Monday, February 10, 2014

Dolphins of Shark Bay (2013)

The Dolphins of Shark Bay. Pamela S. Turner. 2013. Houghton Mifflin Harcourt. 80 pages. [Source: Review copy]

I enjoy reading nonfiction with a true narrative. The Dolphins of Shark Bay has personality. This nonfiction book for young readers presents research about bottlenose dolphins in Australia's Shark Bay. But. It is done with great enthusiasm. There are plenty of general facts included, of course, about dolphins: female dolphins, male dolphins, dolphin calves, the general socialization, the mating of dolphins, various things putting the dolphins at risk, etc. But the reason why this one is oh-so-compelling is because of the personalization, the fact that individual dolphins are the focus, their personalities revealed. Big questions are explored, I suppose, one being why are dolphins so very, very intelligent. We know that they're super-smart. DID YOU KNOW that some dolphins use tools to hunt? If, like the scientists in this book, you consider a sponge-on-the-nose a tool. This book tries to examine the why of their intelligence. The book was certainly an entertaining read. I didn't love all of this one, however, I could have done without some of the evolution-talk and the illustration. But still, for the most part, well worth the time.

© 2014 Becky Laney of Becky's Book Reviews

1 comment:

Tea said...

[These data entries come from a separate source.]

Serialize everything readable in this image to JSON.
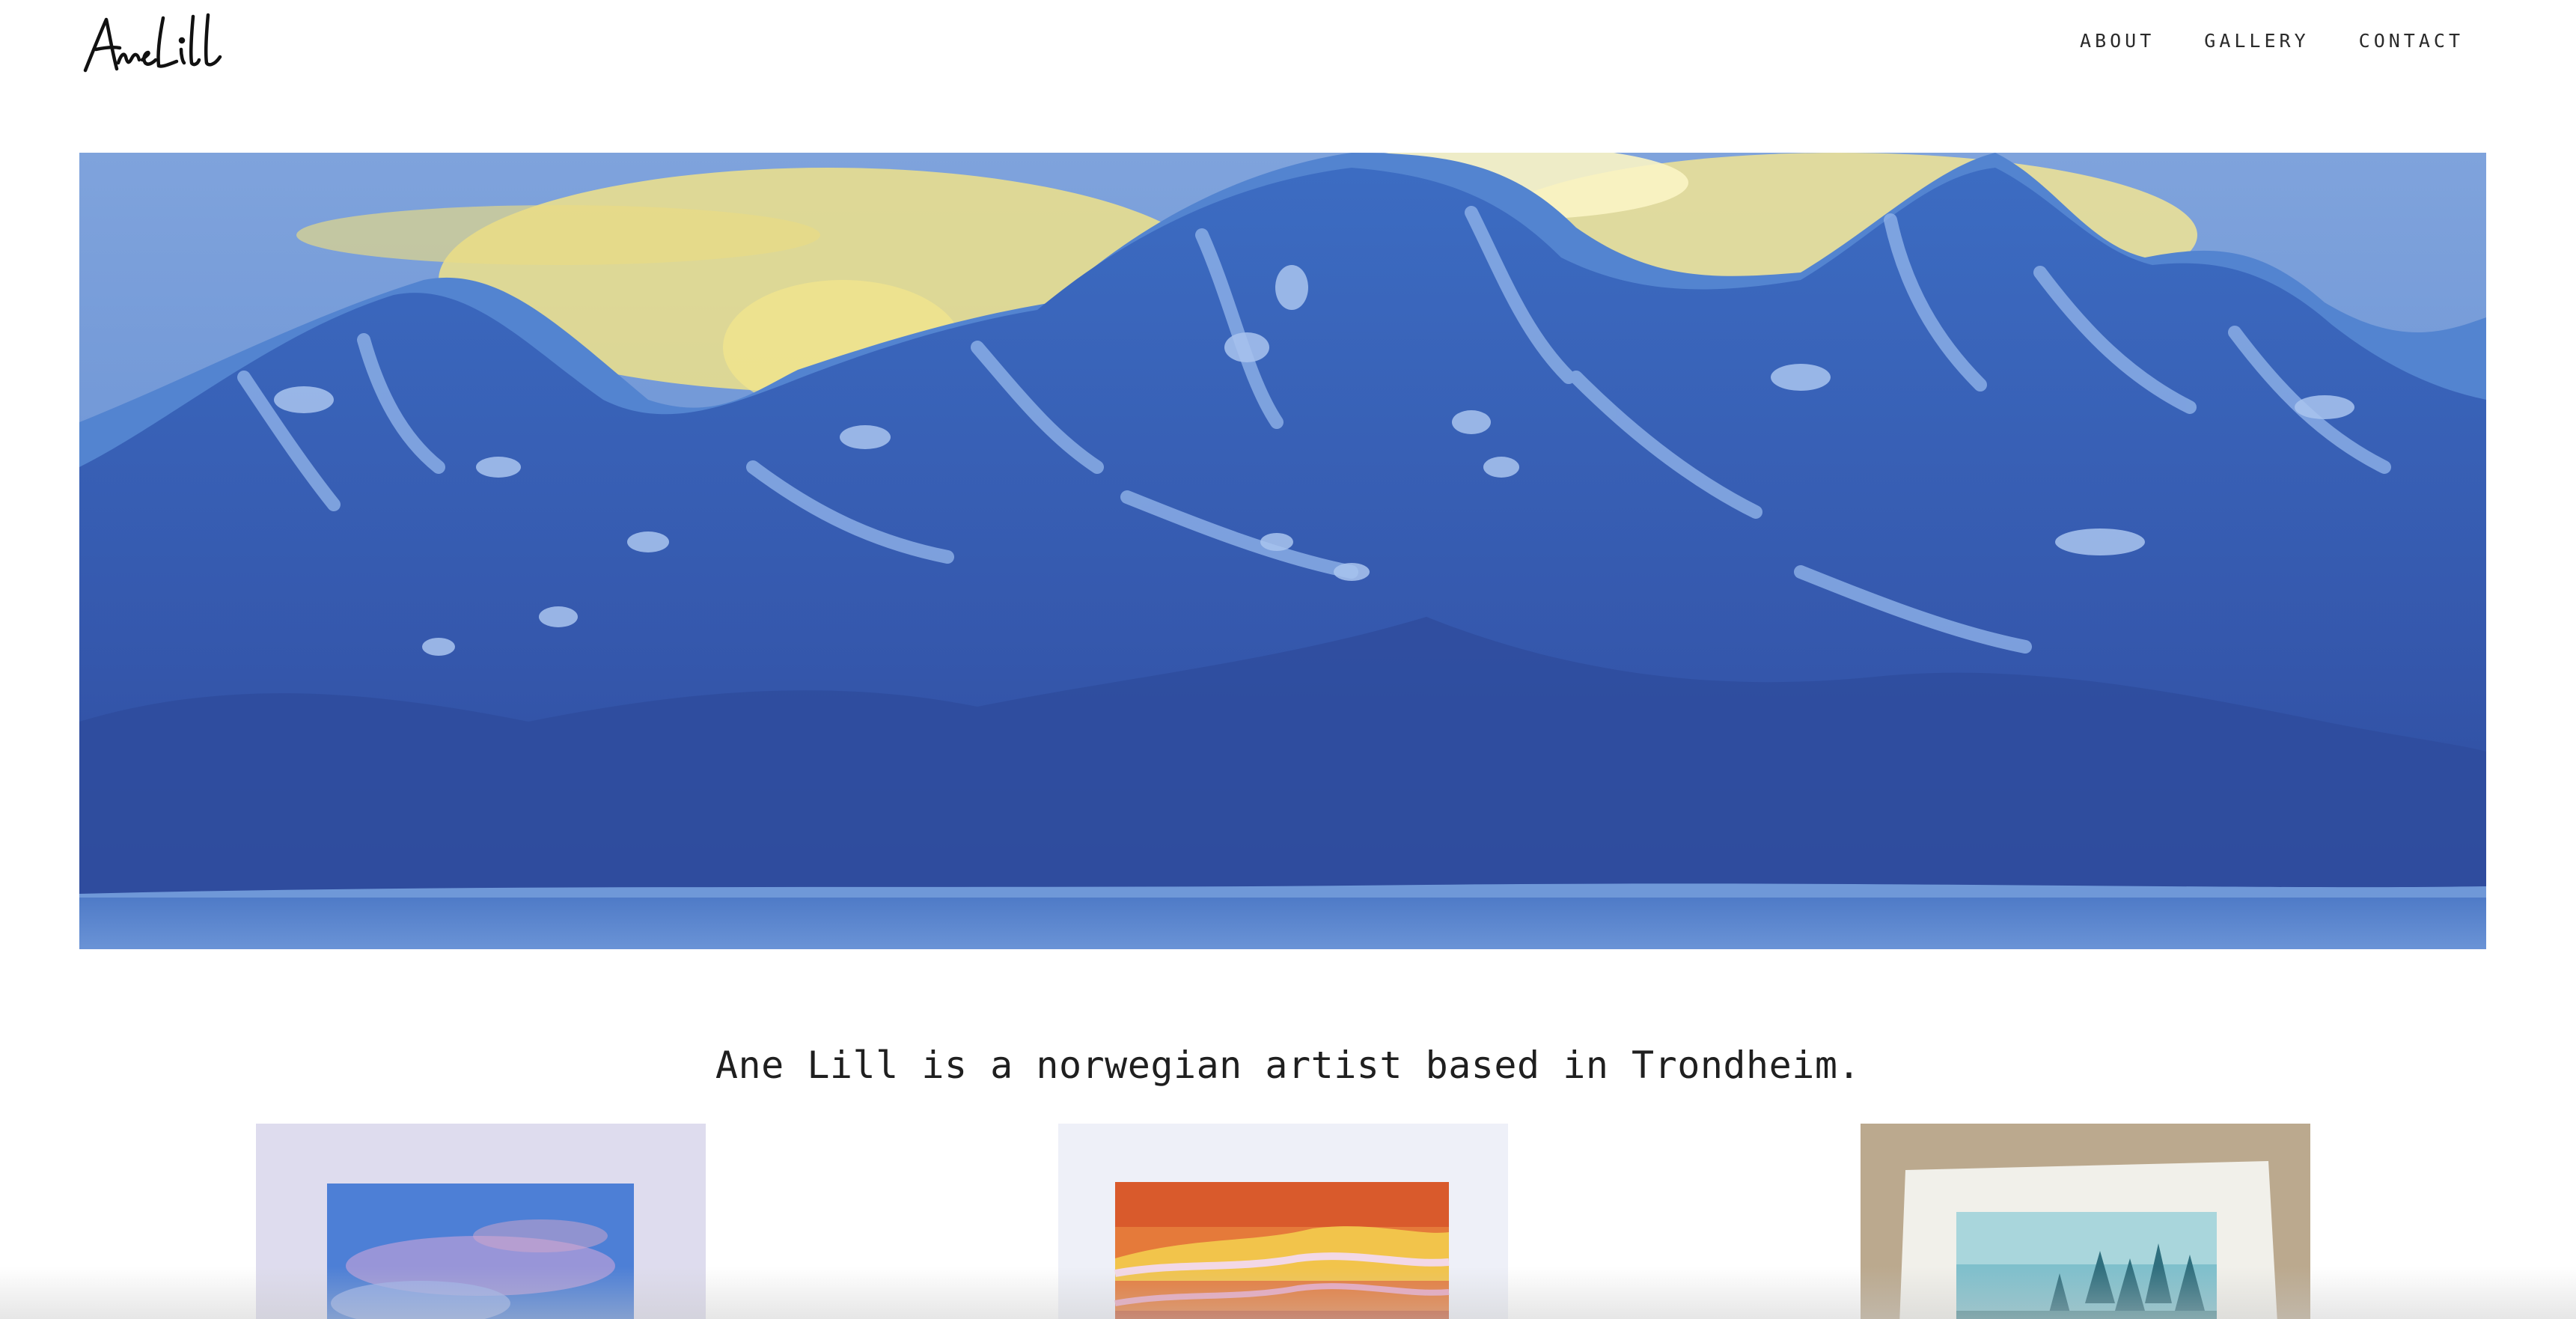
{
  "header": {
    "logo_text": "AneLill",
    "nav": [
      {
        "label": "ABOUT"
      },
      {
        "label": "GALLERY"
      },
      {
        "label": "CONTACT"
      }
    ]
  },
  "hero": {
    "image": "painting-blue-mountains-yellow-sky"
  },
  "intro": {
    "text": "Ane Lill is a norwegian artist based in Trondheim."
  },
  "gallery": {
    "items": [
      {
        "image": "painting-blue-sky-pink-clouds"
      },
      {
        "image": "painting-orange-sunset-landscape"
      },
      {
        "image": "painting-teal-forest-watercolor"
      }
    ]
  }
}
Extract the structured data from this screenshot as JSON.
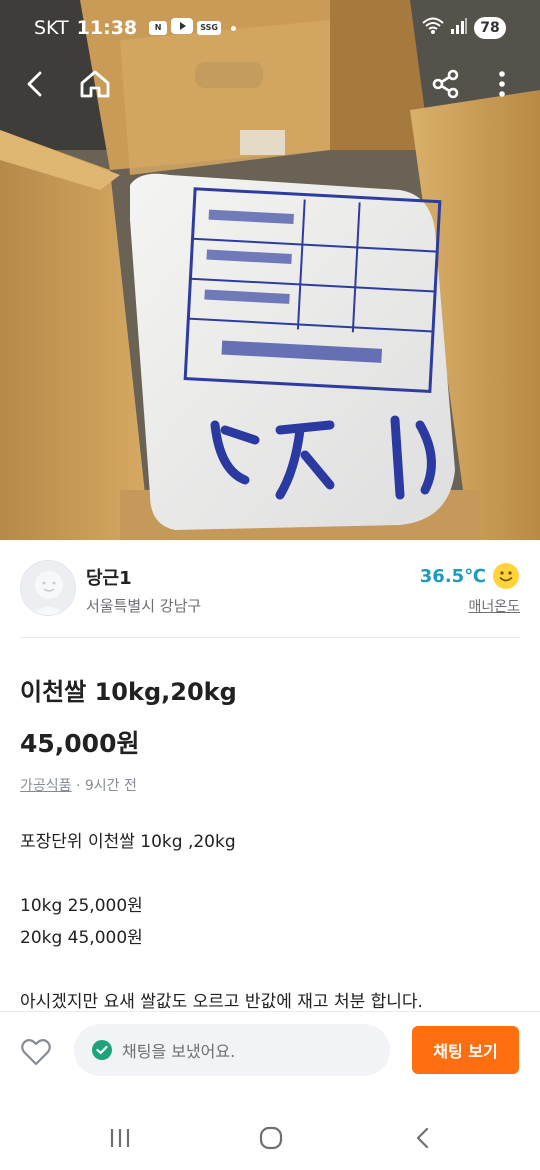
{
  "status_bar": {
    "carrier": "SKT",
    "time": "11:38",
    "apps": [
      "N",
      "SSG"
    ],
    "battery": "78"
  },
  "top_bar": {
    "icons": [
      "back-arrow-icon",
      "home-icon",
      "share-icon",
      "more-vertical-icon"
    ]
  },
  "seller": {
    "name": "당근1",
    "region": "서울특별시 강남구",
    "temperature": "36.5℃",
    "manner_label": "매너온도"
  },
  "listing": {
    "title": "이천쌀 10kg,20kg",
    "price": "45,000원",
    "category": "가공식품",
    "time_ago": "· 9시간 전",
    "description_lines": [
      "포장단위 이천쌀 10kg ,20kg",
      "",
      "10kg 25,000원",
      "20kg 45,000원",
      "",
      "아시겠지만 요새 쌀값도 오르고 반값에 재고 처분 합니다."
    ]
  },
  "action_bar": {
    "chat_status": "채팅을 보냈어요.",
    "chat_button": "채팅 보기"
  },
  "colors": {
    "accent_orange": "#ff6f0f",
    "temperature_blue": "#1d9bbf",
    "check_green": "#1fa37a"
  }
}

I would enjoy parts of this book. I know nothing about the habits of the dolphin. Would like to learn about him. Enjoyed your review.